→ **What is being asked**
The entries are to be given back verbatim; no picture is to be copied.

Top of Supplied entries

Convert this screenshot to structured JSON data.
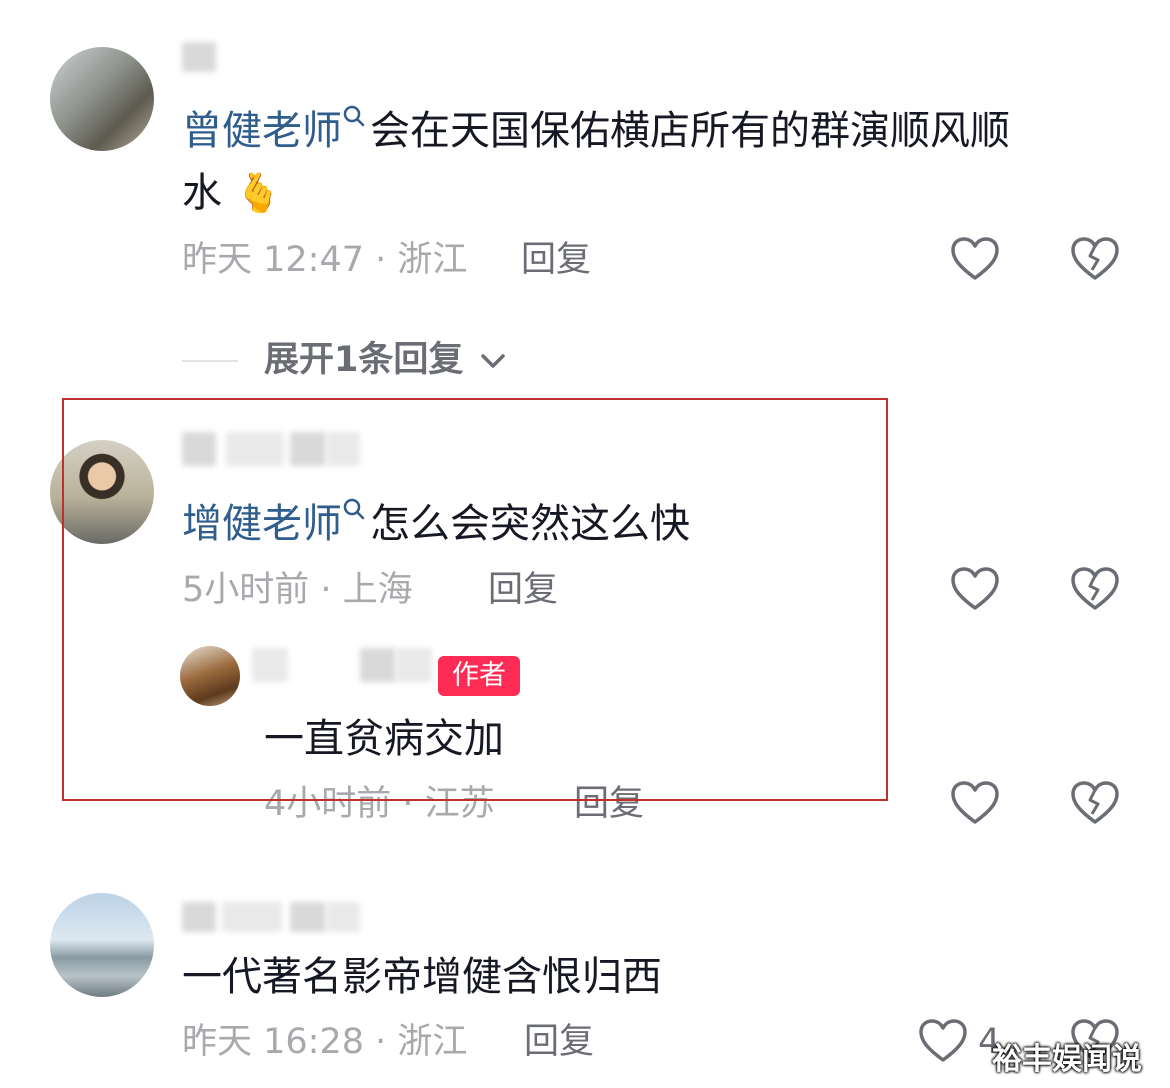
{
  "comments": [
    {
      "mention": "曾健老师",
      "text": "会在天国保佑横店所有的群演顺风顺",
      "text_line2": "水",
      "emoji": "🫰",
      "time": "昨天 12:47 · 浙江",
      "reply": "回复"
    },
    {
      "mention": "增健老师",
      "text": "怎么会突然这么快",
      "time": "5小时前 · 上海",
      "reply": "回复"
    },
    {
      "mention": "",
      "text": "一代著名影帝增健含恨归西",
      "time": "昨天 16:28 · 浙江",
      "reply": "回复",
      "like_count": "4"
    }
  ],
  "expand_replies": "展开1条回复",
  "nested_reply": {
    "badge": "作者",
    "text": "一直贫病交加",
    "time": "4小时前 · 江苏",
    "reply": "回复"
  },
  "watermark": "裕丰娱闻说",
  "colors": {
    "mention": "#2f5d8c",
    "author_badge": "#fe2c55",
    "highlight_box": "#c0302d",
    "meta_text": "#a8a9ad"
  },
  "icons": [
    "heart-outline-icon",
    "broken-heart-icon",
    "search-icon",
    "chevron-down-icon"
  ]
}
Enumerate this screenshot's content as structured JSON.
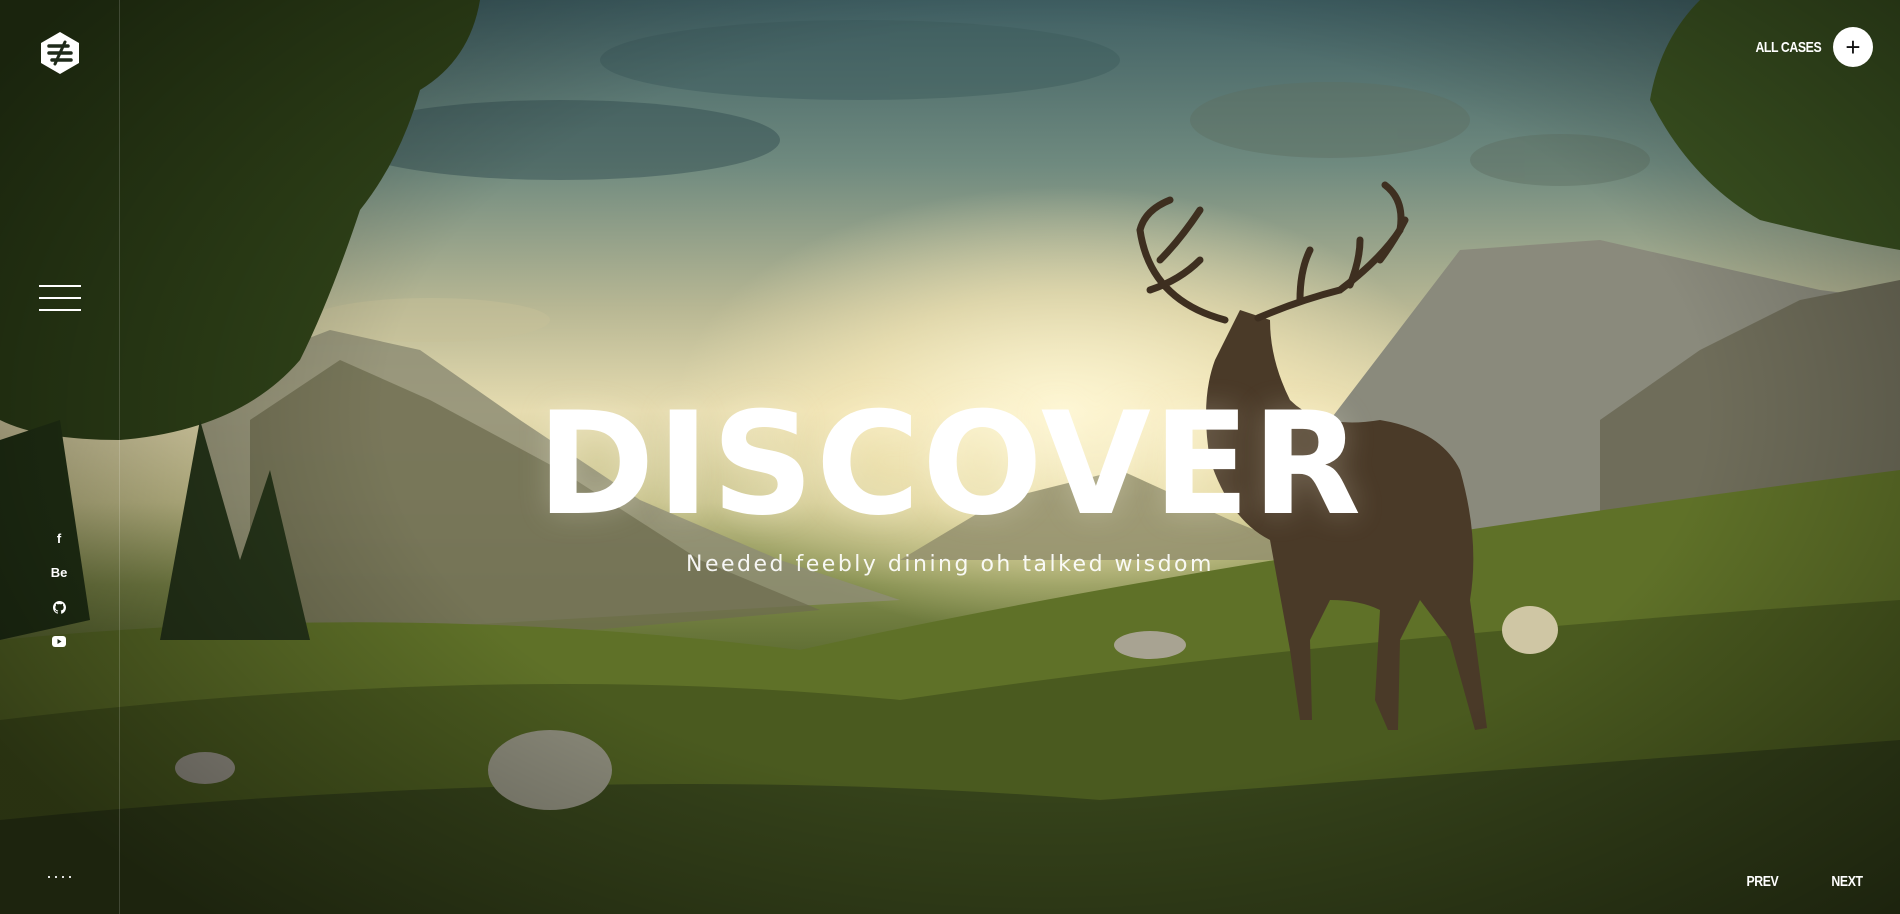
{
  "hero": {
    "title": "DISCOVER",
    "subtitle": "Needed feebly dining oh talked wisdom",
    "background_image": "deer-in-mountain-valley-landscape"
  },
  "header": {
    "logo_icon": "brand-logo-icon",
    "all_cases_label": "ALL CASES",
    "all_cases_button_icon": "plus-icon",
    "all_cases_button_glyph": "+"
  },
  "sidebar": {
    "menu_icon": "hamburger-menu-icon",
    "social": [
      {
        "name": "facebook",
        "glyph": "f"
      },
      {
        "name": "behance",
        "glyph": "Be"
      },
      {
        "name": "github",
        "glyph": "⬤"
      },
      {
        "name": "youtube",
        "glyph": "▶"
      }
    ],
    "more_glyph": "····"
  },
  "slider_nav": {
    "prev_label": "PREV",
    "next_label": "NEXT"
  },
  "colors": {
    "text": "#ffffff",
    "button_bg": "#ffffff",
    "button_fg": "#111111"
  }
}
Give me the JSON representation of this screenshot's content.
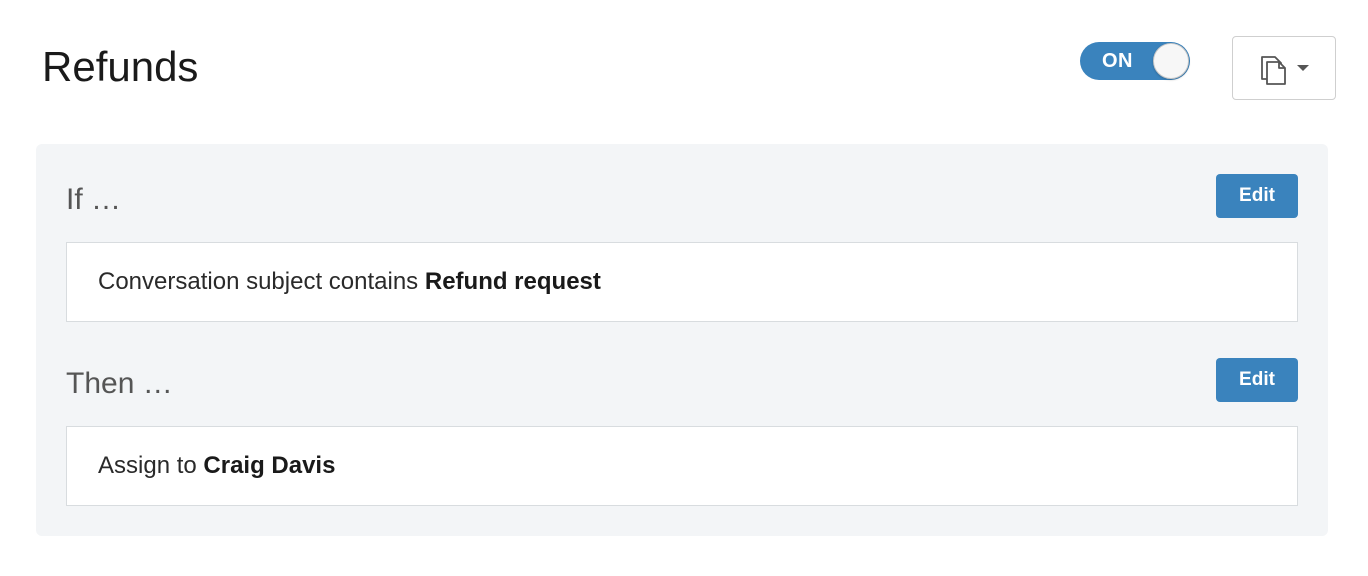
{
  "header": {
    "title": "Refunds",
    "toggle": {
      "label": "ON",
      "state": "on"
    },
    "copy_menu": {
      "icon": "copy-icon",
      "caret_icon": "caret-down-icon"
    }
  },
  "rule": {
    "if_section": {
      "heading": "If …",
      "edit_label": "Edit",
      "condition": {
        "prefix": "Conversation subject contains ",
        "value": "Refund request"
      }
    },
    "then_section": {
      "heading": "Then …",
      "edit_label": "Edit",
      "action": {
        "prefix": "Assign to ",
        "value": "Craig Davis"
      }
    }
  },
  "colors": {
    "accent": "#3a83bd",
    "panel_bg": "#f3f5f7",
    "box_border": "#d8dcdf"
  }
}
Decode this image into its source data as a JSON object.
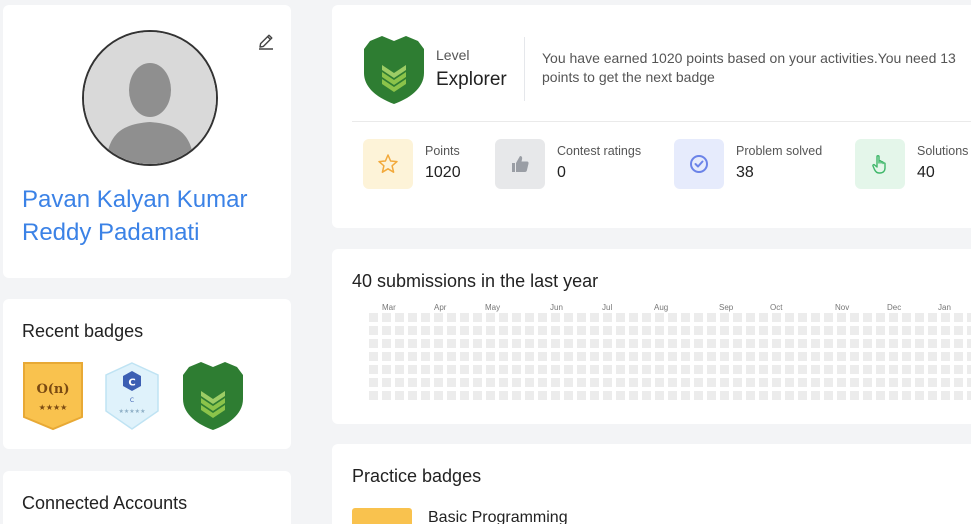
{
  "profile": {
    "name": "Pavan Kalyan Kumar Reddy Padamati"
  },
  "recent_badges": {
    "title": "Recent badges",
    "items": [
      {
        "icon": "big-o-badge-icon",
        "text": "O(n)",
        "stars": "★★★★"
      },
      {
        "icon": "c-language-badge-icon",
        "text": "C",
        "sub": "C",
        "stars": "★★★★★"
      },
      {
        "icon": "explorer-shield-icon"
      }
    ]
  },
  "connected_accounts": {
    "title": "Connected Accounts"
  },
  "level": {
    "label": "Level",
    "value": "Explorer",
    "message": "You have earned 1020 points based on your activities.You need 13",
    "message_line2": "points to get the next badge"
  },
  "stats": [
    {
      "label": "Points",
      "value": "1020",
      "icon": "star-icon",
      "bg": "#fdf3d8",
      "color": "#f2a93b"
    },
    {
      "label": "Contest ratings",
      "value": "0",
      "icon": "thumbs-up-icon",
      "bg": "#e7e8ea",
      "color": "#9a9ea5"
    },
    {
      "label": "Problem solved",
      "value": "38",
      "icon": "check-circle-icon",
      "bg": "#e6ebfc",
      "color": "#6b83e8"
    },
    {
      "label": "Solutions",
      "value": "40",
      "icon": "pointer-hand-icon",
      "bg": "#e4f6ea",
      "color": "#3fb76a"
    }
  ],
  "submissions": {
    "title": "40 submissions in the last year",
    "months": [
      "Mar",
      "Apr",
      "May",
      "Jun",
      "Jul",
      "Aug",
      "Sep",
      "Oct",
      "Nov",
      "Dec",
      "Jan"
    ]
  },
  "practice": {
    "title": "Practice badges",
    "items": [
      {
        "label": "Basic Programming"
      }
    ]
  },
  "colors": {
    "accent": "#3b82e6",
    "shield_green": "#2e7d32",
    "heat_empty": "#ececec"
  }
}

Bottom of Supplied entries

→ **Response box**
Convert this screenshot to structured JSON data.
{
  "comments": [
    {
      "mention": "曾健老师",
      "text": "会在天国保佑横店所有的群演顺风顺",
      "text_line2": "水",
      "emoji": "🫰",
      "time": "昨天 12:47 · 浙江",
      "reply": "回复"
    },
    {
      "mention": "增健老师",
      "text": "怎么会突然这么快",
      "time": "5小时前 · 上海",
      "reply": "回复"
    },
    {
      "mention": "",
      "text": "一代著名影帝增健含恨归西",
      "time": "昨天 16:28 · 浙江",
      "reply": "回复",
      "like_count": "4"
    }
  ],
  "expand_replies": "展开1条回复",
  "nested_reply": {
    "badge": "作者",
    "text": "一直贫病交加",
    "time": "4小时前 · 江苏",
    "reply": "回复"
  },
  "watermark": "裕丰娱闻说",
  "colors": {
    "mention": "#2f5d8c",
    "author_badge": "#fe2c55",
    "highlight_box": "#c0302d",
    "meta_text": "#a8a9ad"
  },
  "icons": [
    "heart-outline-icon",
    "broken-heart-icon",
    "search-icon",
    "chevron-down-icon"
  ]
}
Enumerate this screenshot's content as structured JSON.
{
  "hero": {
    "title": "DISCOVER",
    "subtitle": "Needed feebly dining oh talked wisdom",
    "background_image": "deer-in-mountain-valley-landscape"
  },
  "header": {
    "logo_icon": "brand-logo-icon",
    "all_cases_label": "ALL CASES",
    "all_cases_button_icon": "plus-icon",
    "all_cases_button_glyph": "+"
  },
  "sidebar": {
    "menu_icon": "hamburger-menu-icon",
    "social": [
      {
        "name": "facebook",
        "glyph": "f"
      },
      {
        "name": "behance",
        "glyph": "Be"
      },
      {
        "name": "github",
        "glyph": "⬤"
      },
      {
        "name": "youtube",
        "glyph": "▶"
      }
    ],
    "more_glyph": "····"
  },
  "slider_nav": {
    "prev_label": "PREV",
    "next_label": "NEXT"
  },
  "colors": {
    "text": "#ffffff",
    "button_bg": "#ffffff",
    "button_fg": "#111111"
  }
}
Give me the JSON representation of this screenshot's content.
{
  "header": {
    "title": "Refunds",
    "toggle": {
      "label": "ON",
      "state": "on"
    },
    "copy_menu": {
      "icon": "copy-icon",
      "caret_icon": "caret-down-icon"
    }
  },
  "rule": {
    "if_section": {
      "heading": "If …",
      "edit_label": "Edit",
      "condition": {
        "prefix": "Conversation subject contains ",
        "value": "Refund request"
      }
    },
    "then_section": {
      "heading": "Then …",
      "edit_label": "Edit",
      "action": {
        "prefix": "Assign to ",
        "value": "Craig Davis"
      }
    }
  },
  "colors": {
    "accent": "#3a83bd",
    "panel_bg": "#f3f5f7",
    "box_border": "#d8dcdf"
  }
}
Decode this image into its source data as a JSON object.
{
  "profile": {
    "name": "Pavan Kalyan Kumar Reddy Padamati"
  },
  "recent_badges": {
    "title": "Recent badges",
    "items": [
      {
        "icon": "big-o-badge-icon",
        "text": "O(n)",
        "stars": "★★★★"
      },
      {
        "icon": "c-language-badge-icon",
        "text": "C",
        "sub": "C",
        "stars": "★★★★★"
      },
      {
        "icon": "explorer-shield-icon"
      }
    ]
  },
  "connected_accounts": {
    "title": "Connected Accounts"
  },
  "level": {
    "label": "Level",
    "value": "Explorer",
    "message": "You have earned 1020 points based on your activities.You need 13",
    "message_line2": "points to get the next badge"
  },
  "stats": [
    {
      "label": "Points",
      "value": "1020",
      "icon": "star-icon",
      "bg": "#fdf3d8",
      "color": "#f2a93b"
    },
    {
      "label": "Contest ratings",
      "value": "0",
      "icon": "thumbs-up-icon",
      "bg": "#e7e8ea",
      "color": "#9a9ea5"
    },
    {
      "label": "Problem solved",
      "value": "38",
      "icon": "check-circle-icon",
      "bg": "#e6ebfc",
      "color": "#6b83e8"
    },
    {
      "label": "Solutions",
      "value": "40",
      "icon": "pointer-hand-icon",
      "bg": "#e4f6ea",
      "color": "#3fb76a"
    }
  ],
  "submissions": {
    "title": "40 submissions in the last year",
    "months": [
      "Mar",
      "Apr",
      "May",
      "Jun",
      "Jul",
      "Aug",
      "Sep",
      "Oct",
      "Nov",
      "Dec",
      "Jan"
    ]
  },
  "practice": {
    "title": "Practice badges",
    "items": [
      {
        "label": "Basic Programming"
      }
    ]
  },
  "colors": {
    "accent": "#3b82e6",
    "shield_green": "#2e7d32",
    "heat_empty": "#ececec"
  }
}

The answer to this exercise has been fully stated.